Below are records; give the number of their lines that contain "category", and only that number.

_ _ _ _

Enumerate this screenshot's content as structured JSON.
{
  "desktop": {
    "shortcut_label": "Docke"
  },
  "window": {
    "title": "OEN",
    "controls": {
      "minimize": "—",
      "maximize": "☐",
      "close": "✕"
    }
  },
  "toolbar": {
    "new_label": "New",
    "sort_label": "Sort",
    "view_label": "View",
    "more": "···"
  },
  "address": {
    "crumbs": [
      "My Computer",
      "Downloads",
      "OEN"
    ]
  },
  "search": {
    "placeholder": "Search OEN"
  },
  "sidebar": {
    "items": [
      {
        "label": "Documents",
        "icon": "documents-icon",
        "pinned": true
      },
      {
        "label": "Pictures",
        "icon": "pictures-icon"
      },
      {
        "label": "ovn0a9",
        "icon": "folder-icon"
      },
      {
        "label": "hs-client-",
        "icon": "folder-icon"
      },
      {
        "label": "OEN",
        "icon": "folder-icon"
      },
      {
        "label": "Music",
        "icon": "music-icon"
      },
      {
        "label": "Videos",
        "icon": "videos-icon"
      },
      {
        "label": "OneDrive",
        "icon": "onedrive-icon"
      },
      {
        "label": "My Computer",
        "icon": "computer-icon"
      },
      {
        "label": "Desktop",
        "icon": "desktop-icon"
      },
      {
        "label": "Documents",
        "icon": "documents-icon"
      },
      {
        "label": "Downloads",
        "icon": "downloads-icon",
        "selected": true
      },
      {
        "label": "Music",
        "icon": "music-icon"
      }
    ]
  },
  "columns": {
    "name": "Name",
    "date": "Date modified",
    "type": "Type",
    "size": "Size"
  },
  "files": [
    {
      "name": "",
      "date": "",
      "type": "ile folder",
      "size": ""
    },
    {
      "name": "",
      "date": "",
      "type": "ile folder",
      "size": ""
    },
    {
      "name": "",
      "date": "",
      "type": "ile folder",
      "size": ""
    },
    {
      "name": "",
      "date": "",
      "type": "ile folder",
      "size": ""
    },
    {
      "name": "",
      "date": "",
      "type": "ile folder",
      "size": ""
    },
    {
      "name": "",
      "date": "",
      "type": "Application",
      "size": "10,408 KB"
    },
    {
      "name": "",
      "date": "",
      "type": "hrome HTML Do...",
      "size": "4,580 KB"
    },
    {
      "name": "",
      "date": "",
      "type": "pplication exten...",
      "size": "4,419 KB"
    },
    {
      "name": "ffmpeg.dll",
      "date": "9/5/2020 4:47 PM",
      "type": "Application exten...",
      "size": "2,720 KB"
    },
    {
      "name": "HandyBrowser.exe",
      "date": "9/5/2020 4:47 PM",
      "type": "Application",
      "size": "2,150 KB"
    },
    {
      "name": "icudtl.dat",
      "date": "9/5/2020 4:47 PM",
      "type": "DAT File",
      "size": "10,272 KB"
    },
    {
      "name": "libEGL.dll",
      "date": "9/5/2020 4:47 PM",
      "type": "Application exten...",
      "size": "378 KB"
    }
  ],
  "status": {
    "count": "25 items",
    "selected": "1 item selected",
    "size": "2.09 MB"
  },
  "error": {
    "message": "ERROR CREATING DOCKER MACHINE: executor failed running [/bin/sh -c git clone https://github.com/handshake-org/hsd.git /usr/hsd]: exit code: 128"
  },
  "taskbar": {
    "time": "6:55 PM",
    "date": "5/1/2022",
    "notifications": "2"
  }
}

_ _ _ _

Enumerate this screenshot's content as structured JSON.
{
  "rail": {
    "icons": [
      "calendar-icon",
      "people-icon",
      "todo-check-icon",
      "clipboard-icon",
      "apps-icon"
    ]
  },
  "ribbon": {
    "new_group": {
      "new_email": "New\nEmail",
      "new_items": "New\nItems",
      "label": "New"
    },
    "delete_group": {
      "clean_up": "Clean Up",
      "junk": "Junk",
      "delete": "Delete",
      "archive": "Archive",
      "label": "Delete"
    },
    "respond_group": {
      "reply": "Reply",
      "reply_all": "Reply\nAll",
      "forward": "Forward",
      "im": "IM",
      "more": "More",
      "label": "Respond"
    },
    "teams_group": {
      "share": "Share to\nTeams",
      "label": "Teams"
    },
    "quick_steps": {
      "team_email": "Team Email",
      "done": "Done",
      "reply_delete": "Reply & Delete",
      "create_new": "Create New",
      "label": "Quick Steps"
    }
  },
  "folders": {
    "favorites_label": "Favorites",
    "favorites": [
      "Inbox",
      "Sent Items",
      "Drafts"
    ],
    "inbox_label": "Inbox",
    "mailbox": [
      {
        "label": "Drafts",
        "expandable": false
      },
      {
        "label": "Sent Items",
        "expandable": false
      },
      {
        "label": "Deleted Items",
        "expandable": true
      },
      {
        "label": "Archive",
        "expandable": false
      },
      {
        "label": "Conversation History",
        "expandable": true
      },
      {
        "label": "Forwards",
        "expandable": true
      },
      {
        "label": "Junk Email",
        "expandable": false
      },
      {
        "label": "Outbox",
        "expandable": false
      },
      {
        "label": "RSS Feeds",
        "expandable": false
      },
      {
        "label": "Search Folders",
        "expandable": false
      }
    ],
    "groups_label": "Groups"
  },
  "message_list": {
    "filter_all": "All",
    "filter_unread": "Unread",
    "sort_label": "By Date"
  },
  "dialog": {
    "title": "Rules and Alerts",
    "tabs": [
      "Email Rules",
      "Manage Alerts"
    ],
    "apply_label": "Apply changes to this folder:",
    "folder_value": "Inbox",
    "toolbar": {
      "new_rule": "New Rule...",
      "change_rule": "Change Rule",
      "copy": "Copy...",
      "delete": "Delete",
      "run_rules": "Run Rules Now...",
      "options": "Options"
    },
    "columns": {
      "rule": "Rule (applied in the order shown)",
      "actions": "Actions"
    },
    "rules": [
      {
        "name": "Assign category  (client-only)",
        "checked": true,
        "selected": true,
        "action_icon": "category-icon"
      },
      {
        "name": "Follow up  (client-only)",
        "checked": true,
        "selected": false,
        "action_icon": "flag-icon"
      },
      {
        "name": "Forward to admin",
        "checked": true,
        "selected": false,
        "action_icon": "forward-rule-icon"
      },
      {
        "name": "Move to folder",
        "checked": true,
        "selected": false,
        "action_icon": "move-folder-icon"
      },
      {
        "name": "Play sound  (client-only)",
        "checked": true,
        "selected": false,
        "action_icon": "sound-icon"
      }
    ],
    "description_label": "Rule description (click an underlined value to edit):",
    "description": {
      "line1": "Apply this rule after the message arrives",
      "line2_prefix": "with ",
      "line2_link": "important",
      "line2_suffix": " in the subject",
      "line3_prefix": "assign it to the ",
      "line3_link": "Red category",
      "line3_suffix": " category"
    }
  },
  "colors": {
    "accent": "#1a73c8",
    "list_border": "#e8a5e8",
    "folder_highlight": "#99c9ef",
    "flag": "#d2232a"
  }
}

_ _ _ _

■ **Solution to this task**
4